Task item -
Copy each line below holding "your".

Entries supplied -

┌──

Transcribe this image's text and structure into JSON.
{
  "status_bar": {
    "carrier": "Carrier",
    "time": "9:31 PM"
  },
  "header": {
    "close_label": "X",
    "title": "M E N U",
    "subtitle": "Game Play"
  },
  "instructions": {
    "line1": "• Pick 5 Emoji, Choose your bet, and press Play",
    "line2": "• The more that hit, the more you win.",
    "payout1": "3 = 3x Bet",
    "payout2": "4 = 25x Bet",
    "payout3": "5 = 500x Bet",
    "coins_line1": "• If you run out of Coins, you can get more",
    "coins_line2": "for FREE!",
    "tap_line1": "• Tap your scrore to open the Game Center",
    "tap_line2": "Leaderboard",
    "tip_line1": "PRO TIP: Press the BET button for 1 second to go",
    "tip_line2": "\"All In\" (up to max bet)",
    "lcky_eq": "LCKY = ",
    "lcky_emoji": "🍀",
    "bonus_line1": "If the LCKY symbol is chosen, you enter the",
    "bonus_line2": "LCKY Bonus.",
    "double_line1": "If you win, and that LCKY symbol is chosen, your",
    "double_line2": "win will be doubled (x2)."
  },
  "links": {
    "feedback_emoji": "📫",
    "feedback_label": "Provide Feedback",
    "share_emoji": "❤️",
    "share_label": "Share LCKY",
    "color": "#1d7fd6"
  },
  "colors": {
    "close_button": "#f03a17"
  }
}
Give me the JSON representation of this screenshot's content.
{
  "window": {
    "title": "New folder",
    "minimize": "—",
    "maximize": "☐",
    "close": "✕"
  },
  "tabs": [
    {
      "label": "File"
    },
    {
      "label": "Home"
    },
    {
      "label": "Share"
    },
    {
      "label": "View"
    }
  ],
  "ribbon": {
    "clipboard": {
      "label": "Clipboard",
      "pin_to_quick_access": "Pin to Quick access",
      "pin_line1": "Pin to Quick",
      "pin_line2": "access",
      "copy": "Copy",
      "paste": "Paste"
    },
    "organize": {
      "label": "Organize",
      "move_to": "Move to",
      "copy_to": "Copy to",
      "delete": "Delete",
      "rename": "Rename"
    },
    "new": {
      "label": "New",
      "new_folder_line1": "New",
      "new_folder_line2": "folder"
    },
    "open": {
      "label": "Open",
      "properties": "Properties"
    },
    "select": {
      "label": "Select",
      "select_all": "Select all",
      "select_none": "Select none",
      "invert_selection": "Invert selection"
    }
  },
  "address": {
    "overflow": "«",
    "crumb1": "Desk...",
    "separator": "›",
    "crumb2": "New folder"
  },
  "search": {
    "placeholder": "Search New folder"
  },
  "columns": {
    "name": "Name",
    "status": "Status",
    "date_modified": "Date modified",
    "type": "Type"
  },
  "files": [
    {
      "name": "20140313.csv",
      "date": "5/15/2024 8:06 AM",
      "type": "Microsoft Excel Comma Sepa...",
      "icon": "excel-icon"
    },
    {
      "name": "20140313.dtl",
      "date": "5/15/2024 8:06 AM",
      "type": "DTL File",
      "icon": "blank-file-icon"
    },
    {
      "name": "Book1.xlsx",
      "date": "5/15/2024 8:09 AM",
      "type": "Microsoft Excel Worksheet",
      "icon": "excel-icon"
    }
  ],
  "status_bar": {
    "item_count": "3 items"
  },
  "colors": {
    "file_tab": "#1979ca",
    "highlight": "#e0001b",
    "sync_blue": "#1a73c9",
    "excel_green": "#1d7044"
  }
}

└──

Reply to the task -
    "line1": "• Pick 5 Emoji, Choose your bet, and press Play",
    "tap_line1": "• Tap your scrore to open the Game Center",
    "double_line1": "If you win, and that LCKY symbol is chosen, your",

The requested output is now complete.